Well, I’m seeing a strong willingness to make capital investment as I have not seen in quite a while in infrastructure and on the business side. I would say one common theme is global platforms. What we have found is that while things were lean, some solutions were developed at a local or regional level. They figured it out on their own how to get the job done and now the business is realizing that we have to be more consistent.
And who is driving this demand? Is it coming from the bottom up or top down, or are your clients driving it?
Our clients are definitely demanding consistency in how we deliver services and that demand is filtering in from the field. At the same time, our executives have bought into this and realize how much IT can play a role in achieving the global footprint of our strategic plan. People need and want to share information and the business is beginning to see how difficult that is over disparate platforms.
So it sounds like life has gotten a little easier in as much as you do not have to solicit for sponsorship.
Well it has and it hasn’t. You’re right, the sponsorship is there. Now the issue is that demand is growing and expectations are high. There has been all of this pent up unmet need for quite a while and the question everyone is asking about our solutions is “When?”
So how do you deal with that? It’s difficult to tell people to stop doing their own innovation when you can’t immediately give them something to takes its place.
Yes, that is exactly the point. It is a very fine line. First, we have to start delivering some incremental solutions to meet some of the need short-term. Some of the global platforms will take years to fully develop but there is some functionality we can deliver now. And in some cases we are telling people to stick with their home-grown solutions for now until we can deliver a better alternative. It’s not the same answer for everyone. It depends on where we are in the life cycle of the enterprise solution, how much we can deliver incrementally, and how much a local solution delivers without impeding the long-term objective.
What type of solutions are you focusing on?

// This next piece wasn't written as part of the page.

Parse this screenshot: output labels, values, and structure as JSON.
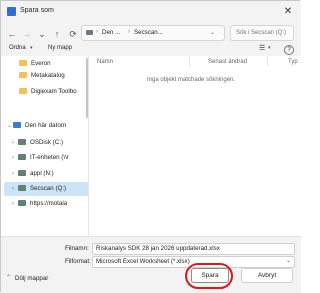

Financials, HR Systems, CRM. We are working to create truly global systems in all of these areas. Collaboration sites are another focus. We are finding that there is an acceptance of Web 2.0 and social networking; that this is the way the world is going and people want to do business the way they are used to working in the rest of their lives. So we are working to imbed social networking into our collaborative sites. We are also acknowledging the mobility of the workforce and delivering content to PDAs and tablets in a platform agnostic way, whether it is the Android, Apple, or Microsoft OS either directly to the device or through a virtual desktop. We are laser focused on this because we only see the demand rising logarithmically.
We have been focusing on the technology piece of the puzzle and I’m wondering if you find that many of your challenges are in the people space.
Absolutely. Change management is a big component. We need to discover how people operate out in the field, how management is thinking and what they are trying to achieve, and we need to manage expectations and introduce new paradigms. And frankly, we in IT need to change. We need to think outside of our own network and the traditional limits of what we can control, and facilitate people accessing and sharing the data they needs outside of the traditional network border.
Thanks Don for sharing where you’re taking CBRE technologically and helping to set a vision for our industry. We appreciate your time.
Glad to do it, Chris.
(About the Author: Chris Saah is President of TecFac which provides IT support services to Transwestern and its clients throughout the US. Follow Chris at ).